What you need to do:
Your answer should consist of the listing, repeated exactly.

Recorded information:
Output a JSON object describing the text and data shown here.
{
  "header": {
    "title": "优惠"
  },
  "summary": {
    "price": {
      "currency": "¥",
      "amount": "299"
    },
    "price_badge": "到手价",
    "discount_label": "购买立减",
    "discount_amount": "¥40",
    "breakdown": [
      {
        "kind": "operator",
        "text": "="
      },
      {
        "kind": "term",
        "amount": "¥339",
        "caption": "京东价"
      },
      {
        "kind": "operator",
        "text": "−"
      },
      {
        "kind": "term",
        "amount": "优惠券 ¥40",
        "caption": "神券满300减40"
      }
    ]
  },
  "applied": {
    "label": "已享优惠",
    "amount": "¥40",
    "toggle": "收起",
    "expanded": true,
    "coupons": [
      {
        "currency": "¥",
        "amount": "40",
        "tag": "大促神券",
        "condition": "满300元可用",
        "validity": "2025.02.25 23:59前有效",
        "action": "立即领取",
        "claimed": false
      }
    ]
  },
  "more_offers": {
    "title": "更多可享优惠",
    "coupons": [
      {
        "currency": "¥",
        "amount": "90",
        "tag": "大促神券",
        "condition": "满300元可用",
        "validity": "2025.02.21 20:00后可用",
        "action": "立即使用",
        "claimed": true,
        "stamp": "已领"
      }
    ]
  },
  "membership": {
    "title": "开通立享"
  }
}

Answer section:
Output a JSON object describing the text and data shown here.
{
  "header": {
    "title": "优惠"
  },
  "summary": {
    "price": {
      "currency": "¥",
      "amount": "299"
    },
    "price_badge": "到手价",
    "discount_label": "购买立减",
    "discount_amount": "¥40",
    "breakdown": [
      {
        "kind": "operator",
        "text": "="
      },
      {
        "kind": "term",
        "amount": "¥339",
        "caption": "京东价"
      },
      {
        "kind": "operator",
        "text": "−"
      },
      {
        "kind": "term",
        "amount": "优惠券 ¥40",
        "caption": "神券满300减40"
      }
    ]
  },
  "applied": {
    "label": "已享优惠",
    "amount": "¥40",
    "toggle": "收起",
    "expanded": true,
    "coupons": [
      {
        "currency": "¥",
        "amount": "40",
        "tag": "大促神券",
        "condition": "满300元可用",
        "validity": "2025.02.25 23:59前有效",
        "action": "立即领取",
        "claimed": false
      }
    ]
  },
  "more_offers": {
    "title": "更多可享优惠",
    "coupons": [
      {
        "currency": "¥",
        "amount": "90",
        "tag": "大促神券",
        "condition": "满300元可用",
        "validity": "2025.02.21 20:00后可用",
        "action": "立即使用",
        "claimed": true,
        "stamp": "已领"
      }
    ]
  },
  "membership": {
    "title": "开通立享"
  }
}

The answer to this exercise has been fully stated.